(App and web page records)
◇ ◇ ◇ ◇
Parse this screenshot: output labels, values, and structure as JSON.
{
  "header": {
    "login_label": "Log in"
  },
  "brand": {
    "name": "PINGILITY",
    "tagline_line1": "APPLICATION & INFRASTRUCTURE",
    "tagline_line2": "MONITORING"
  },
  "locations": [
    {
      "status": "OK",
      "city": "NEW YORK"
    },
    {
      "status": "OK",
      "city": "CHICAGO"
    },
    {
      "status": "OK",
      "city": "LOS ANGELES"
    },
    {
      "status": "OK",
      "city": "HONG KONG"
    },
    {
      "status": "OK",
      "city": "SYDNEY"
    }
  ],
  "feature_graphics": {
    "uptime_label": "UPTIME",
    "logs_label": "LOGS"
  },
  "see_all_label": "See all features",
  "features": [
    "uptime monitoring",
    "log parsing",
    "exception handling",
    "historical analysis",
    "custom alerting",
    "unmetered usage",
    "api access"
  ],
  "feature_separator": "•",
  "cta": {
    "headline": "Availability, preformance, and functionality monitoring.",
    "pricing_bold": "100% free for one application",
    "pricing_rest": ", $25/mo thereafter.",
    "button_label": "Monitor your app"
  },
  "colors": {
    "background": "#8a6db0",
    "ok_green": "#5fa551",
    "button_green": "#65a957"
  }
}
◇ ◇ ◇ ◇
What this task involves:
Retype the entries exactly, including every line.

Your response:
Parse this screenshot: output labels, values, and structure as JSON.
{
  "header": {
    "login_label": "Log in"
  },
  "brand": {
    "name": "PINGILITY",
    "tagline_line1": "APPLICATION & INFRASTRUCTURE",
    "tagline_line2": "MONITORING"
  },
  "locations": [
    {
      "status": "OK",
      "city": "NEW YORK"
    },
    {
      "status": "OK",
      "city": "CHICAGO"
    },
    {
      "status": "OK",
      "city": "LOS ANGELES"
    },
    {
      "status": "OK",
      "city": "HONG KONG"
    },
    {
      "status": "OK",
      "city": "SYDNEY"
    }
  ],
  "feature_graphics": {
    "uptime_label": "UPTIME",
    "logs_label": "LOGS"
  },
  "see_all_label": "See all features",
  "features": [
    "uptime monitoring",
    "log parsing",
    "exception handling",
    "historical analysis",
    "custom alerting",
    "unmetered usage",
    "api access"
  ],
  "feature_separator": "•",
  "cta": {
    "headline": "Availability, preformance, and functionality monitoring.",
    "pricing_bold": "100% free for one application",
    "pricing_rest": ", $25/mo thereafter.",
    "button_label": "Monitor your app"
  },
  "colors": {
    "background": "#8a6db0",
    "ok_green": "#5fa551",
    "button_green": "#65a957"
  }
}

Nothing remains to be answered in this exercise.